    According to the Sixth Amendment you have a right for effective representation (search under conflict free counsel). According to NPR and anyone who has ever signed anything with a public defender, public defenders simply don’t work. The reason is that the Bar Association is self regulating and the courts aspire to increase litigation costs as much as possible with as little commitment to justice as possible. Before you sign anything read the introduction to the Rules of Professional Conduct in the NexisLexis court book at the Supreme Court library. In Colorado the language suggests that the ultimate accountable person in the world who has the most trust from his people is Kim Jong Un. I doubt that it is legal, but you’ll be signing way more than an innocent looking contract. I believe that with nothing more than the Sixth Amendment and the NPR articles you should be able to get attention at higher courts. Most likely, they will adulterate the law further to prevent any corrections – but if you’ve already been exploited by a public defender it shouldn’t cost more than $500 to try – and you can also ask this fee to be waved. Sign this petition http://www.thepetitionsite.com/798/216/852/attorney-regulation-and-judicial-reform/

  • nickelndime

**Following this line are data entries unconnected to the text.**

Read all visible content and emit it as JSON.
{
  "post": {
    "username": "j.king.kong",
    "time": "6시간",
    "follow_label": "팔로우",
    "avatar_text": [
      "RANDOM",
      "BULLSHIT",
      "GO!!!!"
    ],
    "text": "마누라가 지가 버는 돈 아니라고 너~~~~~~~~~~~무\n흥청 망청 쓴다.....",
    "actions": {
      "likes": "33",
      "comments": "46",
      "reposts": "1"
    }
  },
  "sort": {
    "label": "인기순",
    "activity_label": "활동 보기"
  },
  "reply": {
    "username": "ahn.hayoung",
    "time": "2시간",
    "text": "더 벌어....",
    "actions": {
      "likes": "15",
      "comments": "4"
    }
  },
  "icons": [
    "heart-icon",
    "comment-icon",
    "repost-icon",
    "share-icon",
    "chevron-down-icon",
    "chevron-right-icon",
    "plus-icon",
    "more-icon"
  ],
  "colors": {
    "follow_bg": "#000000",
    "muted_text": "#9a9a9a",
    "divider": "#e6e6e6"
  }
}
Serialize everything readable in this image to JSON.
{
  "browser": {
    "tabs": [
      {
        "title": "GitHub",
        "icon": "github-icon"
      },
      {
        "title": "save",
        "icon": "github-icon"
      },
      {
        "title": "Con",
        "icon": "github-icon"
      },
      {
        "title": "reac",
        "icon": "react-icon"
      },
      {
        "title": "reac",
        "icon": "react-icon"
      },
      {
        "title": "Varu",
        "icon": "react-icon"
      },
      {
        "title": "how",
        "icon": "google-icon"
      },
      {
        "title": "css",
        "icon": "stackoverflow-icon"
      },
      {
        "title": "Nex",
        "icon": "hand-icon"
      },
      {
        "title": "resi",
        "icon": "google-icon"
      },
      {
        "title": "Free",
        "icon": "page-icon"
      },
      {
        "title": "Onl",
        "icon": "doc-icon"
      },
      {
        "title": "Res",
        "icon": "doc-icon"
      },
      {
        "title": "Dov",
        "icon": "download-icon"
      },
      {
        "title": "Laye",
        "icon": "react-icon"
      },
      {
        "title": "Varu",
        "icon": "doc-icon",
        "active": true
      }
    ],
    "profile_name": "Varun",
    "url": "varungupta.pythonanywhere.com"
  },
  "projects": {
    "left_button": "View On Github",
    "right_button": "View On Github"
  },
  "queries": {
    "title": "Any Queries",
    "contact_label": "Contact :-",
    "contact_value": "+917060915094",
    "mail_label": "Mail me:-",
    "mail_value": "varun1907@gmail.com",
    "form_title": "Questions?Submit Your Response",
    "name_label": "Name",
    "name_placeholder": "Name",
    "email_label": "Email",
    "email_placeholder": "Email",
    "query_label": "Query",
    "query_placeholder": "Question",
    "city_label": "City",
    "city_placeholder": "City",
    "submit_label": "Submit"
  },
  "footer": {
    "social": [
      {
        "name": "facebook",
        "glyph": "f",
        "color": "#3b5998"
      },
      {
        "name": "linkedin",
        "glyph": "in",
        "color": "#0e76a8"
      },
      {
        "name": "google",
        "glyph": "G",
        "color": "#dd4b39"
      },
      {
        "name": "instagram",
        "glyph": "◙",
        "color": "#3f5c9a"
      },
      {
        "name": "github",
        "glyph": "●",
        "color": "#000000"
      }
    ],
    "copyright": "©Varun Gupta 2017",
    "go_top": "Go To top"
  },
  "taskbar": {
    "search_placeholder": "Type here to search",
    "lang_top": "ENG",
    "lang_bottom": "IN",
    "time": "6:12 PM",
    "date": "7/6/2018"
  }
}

    I am wary of NPR and the judicial system. Any more suggestions? And one more thing. I am wary of petitions that I don’t develop,